Work to be completed
Would you give the entries below again, precisely as they are written?

Extracted records
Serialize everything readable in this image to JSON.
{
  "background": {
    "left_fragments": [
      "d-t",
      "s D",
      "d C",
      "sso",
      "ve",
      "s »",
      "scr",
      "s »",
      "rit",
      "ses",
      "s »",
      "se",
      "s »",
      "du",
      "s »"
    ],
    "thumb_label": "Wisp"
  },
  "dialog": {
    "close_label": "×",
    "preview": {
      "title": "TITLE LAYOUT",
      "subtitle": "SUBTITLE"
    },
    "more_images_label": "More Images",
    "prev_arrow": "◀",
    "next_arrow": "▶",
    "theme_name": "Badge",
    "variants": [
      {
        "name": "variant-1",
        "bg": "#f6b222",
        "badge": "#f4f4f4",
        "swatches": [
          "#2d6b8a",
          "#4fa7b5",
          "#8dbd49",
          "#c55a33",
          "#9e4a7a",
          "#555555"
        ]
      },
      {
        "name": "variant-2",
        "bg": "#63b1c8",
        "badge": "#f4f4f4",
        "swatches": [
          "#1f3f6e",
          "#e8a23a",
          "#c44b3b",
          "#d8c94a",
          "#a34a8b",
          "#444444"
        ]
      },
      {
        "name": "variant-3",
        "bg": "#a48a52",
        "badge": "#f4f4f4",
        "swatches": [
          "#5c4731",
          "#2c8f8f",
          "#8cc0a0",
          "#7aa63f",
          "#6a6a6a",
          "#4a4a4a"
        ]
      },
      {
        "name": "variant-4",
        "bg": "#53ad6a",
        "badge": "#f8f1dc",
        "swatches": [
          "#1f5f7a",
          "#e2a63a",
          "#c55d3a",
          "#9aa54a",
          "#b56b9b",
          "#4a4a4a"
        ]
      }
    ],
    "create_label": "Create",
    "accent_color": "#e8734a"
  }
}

Exercise output
Serialize everything readable in this image to JSON.
{
  "background": {
    "left_fragments": [
      "d-t",
      "s D",
      "d C",
      "sso",
      "ve",
      "s »",
      "scr",
      "s »",
      "rit",
      "ses",
      "s »",
      "se",
      "s »",
      "du",
      "s »"
    ],
    "thumb_label": "Wisp"
  },
  "dialog": {
    "close_label": "×",
    "preview": {
      "title": "TITLE LAYOUT",
      "subtitle": "SUBTITLE"
    },
    "more_images_label": "More Images",
    "prev_arrow": "◀",
    "next_arrow": "▶",
    "theme_name": "Badge",
    "variants": [
      {
        "name": "variant-1",
        "bg": "#f6b222",
        "badge": "#f4f4f4",
        "swatches": [
          "#2d6b8a",
          "#4fa7b5",
          "#8dbd49",
          "#c55a33",
          "#9e4a7a",
          "#555555"
        ]
      },
      {
        "name": "variant-2",
        "bg": "#63b1c8",
        "badge": "#f4f4f4",
        "swatches": [
          "#1f3f6e",
          "#e8a23a",
          "#c44b3b",
          "#d8c94a",
          "#a34a8b",
          "#444444"
        ]
      },
      {
        "name": "variant-3",
        "bg": "#a48a52",
        "badge": "#f4f4f4",
        "swatches": [
          "#5c4731",
          "#2c8f8f",
          "#8cc0a0",
          "#7aa63f",
          "#6a6a6a",
          "#4a4a4a"
        ]
      },
      {
        "name": "variant-4",
        "bg": "#53ad6a",
        "badge": "#f8f1dc",
        "swatches": [
          "#1f5f7a",
          "#e2a63a",
          "#c55d3a",
          "#9aa54a",
          "#b56b9b",
          "#4a4a4a"
        ]
      }
    ],
    "create_label": "Create",
    "accent_color": "#e8734a"
  }
}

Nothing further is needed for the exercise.